* _Source material_:
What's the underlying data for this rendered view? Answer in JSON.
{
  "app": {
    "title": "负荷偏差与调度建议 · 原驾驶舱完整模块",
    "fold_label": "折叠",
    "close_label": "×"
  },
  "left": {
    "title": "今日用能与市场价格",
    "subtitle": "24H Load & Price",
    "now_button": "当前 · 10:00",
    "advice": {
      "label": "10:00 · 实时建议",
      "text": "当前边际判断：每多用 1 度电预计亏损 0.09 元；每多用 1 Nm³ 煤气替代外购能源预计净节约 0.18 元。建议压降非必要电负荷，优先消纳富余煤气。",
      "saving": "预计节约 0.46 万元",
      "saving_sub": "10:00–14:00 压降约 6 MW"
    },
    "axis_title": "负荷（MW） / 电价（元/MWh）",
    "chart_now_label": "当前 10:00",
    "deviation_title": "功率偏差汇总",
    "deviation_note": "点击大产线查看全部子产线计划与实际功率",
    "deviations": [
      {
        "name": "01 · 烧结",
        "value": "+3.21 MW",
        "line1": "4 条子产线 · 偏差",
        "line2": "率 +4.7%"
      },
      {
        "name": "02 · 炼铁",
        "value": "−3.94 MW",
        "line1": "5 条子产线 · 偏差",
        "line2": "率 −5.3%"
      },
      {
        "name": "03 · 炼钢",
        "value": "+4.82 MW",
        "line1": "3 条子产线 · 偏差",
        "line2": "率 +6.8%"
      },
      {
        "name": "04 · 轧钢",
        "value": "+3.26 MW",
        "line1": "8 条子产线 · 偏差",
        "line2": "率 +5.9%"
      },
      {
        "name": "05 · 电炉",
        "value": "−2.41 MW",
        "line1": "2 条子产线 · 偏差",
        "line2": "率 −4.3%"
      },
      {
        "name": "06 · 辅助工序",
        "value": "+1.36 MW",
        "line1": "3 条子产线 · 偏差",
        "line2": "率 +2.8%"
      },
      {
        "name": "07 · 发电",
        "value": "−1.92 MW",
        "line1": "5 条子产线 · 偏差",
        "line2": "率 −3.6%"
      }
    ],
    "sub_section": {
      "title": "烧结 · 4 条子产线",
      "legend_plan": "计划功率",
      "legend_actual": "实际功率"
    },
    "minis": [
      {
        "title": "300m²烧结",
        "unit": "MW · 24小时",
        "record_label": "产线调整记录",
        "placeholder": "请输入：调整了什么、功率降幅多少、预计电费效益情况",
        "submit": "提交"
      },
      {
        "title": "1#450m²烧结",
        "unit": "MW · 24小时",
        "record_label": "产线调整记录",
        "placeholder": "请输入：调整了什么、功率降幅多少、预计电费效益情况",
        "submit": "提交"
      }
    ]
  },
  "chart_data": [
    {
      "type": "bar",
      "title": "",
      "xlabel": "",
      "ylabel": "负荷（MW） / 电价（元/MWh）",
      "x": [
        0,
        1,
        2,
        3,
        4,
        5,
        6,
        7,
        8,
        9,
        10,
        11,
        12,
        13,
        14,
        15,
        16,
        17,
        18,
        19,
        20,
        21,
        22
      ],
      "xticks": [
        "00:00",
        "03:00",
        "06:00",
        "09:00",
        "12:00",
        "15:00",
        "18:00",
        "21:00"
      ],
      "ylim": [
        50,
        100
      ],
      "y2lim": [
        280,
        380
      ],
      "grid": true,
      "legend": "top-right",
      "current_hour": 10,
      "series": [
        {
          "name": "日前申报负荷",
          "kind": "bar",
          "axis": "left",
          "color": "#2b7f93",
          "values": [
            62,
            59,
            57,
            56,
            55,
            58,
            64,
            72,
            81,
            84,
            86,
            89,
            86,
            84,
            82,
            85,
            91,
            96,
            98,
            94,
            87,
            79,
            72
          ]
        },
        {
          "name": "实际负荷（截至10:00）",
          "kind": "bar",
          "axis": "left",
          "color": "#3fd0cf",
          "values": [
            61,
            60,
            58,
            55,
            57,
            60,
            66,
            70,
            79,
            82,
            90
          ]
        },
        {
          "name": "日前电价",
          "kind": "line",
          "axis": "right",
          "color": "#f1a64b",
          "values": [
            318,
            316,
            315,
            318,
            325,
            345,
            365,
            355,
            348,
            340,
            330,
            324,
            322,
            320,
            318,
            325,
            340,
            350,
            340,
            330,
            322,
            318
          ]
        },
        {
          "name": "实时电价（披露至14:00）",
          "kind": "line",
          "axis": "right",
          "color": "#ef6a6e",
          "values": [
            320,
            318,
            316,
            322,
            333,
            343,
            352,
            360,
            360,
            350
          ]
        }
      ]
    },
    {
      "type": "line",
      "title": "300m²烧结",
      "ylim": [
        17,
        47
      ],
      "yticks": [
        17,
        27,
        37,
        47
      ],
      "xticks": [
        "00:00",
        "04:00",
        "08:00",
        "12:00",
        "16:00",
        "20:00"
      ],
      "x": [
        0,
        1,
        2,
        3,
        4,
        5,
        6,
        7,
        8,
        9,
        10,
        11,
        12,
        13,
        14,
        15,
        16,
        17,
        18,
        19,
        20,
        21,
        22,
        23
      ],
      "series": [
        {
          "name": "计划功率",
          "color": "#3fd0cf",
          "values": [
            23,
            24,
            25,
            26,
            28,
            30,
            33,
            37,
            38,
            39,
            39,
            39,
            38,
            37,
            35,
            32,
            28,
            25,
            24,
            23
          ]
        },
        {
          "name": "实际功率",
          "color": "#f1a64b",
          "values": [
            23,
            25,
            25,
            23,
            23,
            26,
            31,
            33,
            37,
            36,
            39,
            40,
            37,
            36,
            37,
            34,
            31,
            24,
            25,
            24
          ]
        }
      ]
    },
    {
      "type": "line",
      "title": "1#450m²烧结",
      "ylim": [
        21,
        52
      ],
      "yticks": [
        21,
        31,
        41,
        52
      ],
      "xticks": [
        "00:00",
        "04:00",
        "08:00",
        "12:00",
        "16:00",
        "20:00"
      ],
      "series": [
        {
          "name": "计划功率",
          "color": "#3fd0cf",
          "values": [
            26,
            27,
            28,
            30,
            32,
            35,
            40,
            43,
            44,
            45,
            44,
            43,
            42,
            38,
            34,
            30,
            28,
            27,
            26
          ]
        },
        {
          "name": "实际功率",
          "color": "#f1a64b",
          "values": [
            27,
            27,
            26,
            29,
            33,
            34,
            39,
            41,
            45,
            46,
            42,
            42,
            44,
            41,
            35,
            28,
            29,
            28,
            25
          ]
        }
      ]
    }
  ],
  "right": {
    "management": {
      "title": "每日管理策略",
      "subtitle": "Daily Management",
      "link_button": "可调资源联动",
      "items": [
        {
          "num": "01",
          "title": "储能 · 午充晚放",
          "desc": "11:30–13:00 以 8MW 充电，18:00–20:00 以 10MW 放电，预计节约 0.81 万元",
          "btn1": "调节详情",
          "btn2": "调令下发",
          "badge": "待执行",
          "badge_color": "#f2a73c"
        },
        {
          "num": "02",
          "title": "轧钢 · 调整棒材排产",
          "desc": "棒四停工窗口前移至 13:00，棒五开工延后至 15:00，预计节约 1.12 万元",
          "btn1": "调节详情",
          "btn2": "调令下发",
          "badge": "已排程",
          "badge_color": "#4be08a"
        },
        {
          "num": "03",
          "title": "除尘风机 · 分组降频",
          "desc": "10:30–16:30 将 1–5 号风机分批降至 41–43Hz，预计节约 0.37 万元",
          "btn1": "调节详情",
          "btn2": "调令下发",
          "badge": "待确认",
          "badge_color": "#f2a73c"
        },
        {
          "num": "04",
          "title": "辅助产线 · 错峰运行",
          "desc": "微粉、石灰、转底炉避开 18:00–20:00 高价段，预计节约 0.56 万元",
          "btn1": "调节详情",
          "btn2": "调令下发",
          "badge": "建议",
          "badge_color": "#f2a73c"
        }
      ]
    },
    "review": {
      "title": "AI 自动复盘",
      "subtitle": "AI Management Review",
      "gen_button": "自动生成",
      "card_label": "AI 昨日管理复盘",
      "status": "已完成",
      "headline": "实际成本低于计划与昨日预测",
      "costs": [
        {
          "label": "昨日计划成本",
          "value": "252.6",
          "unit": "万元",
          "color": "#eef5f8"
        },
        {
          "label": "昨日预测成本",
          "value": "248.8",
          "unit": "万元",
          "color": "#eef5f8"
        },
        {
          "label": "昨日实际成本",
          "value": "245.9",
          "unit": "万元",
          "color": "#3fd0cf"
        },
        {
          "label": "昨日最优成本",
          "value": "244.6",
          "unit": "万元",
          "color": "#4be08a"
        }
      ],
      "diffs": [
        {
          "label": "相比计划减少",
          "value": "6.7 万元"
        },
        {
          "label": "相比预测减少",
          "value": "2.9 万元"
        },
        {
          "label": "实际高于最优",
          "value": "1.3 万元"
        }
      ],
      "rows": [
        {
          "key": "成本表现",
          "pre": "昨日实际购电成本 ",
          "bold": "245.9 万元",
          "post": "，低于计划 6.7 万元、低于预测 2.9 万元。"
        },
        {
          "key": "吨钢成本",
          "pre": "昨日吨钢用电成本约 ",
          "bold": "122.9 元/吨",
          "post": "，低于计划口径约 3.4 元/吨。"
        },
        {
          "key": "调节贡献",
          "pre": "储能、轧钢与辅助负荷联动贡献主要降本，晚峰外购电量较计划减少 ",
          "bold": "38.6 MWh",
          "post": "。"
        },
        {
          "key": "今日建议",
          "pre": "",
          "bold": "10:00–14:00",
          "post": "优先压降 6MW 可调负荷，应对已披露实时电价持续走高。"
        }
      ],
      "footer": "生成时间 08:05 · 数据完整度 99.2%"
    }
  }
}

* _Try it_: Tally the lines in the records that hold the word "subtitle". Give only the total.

* _Worked solution_: 3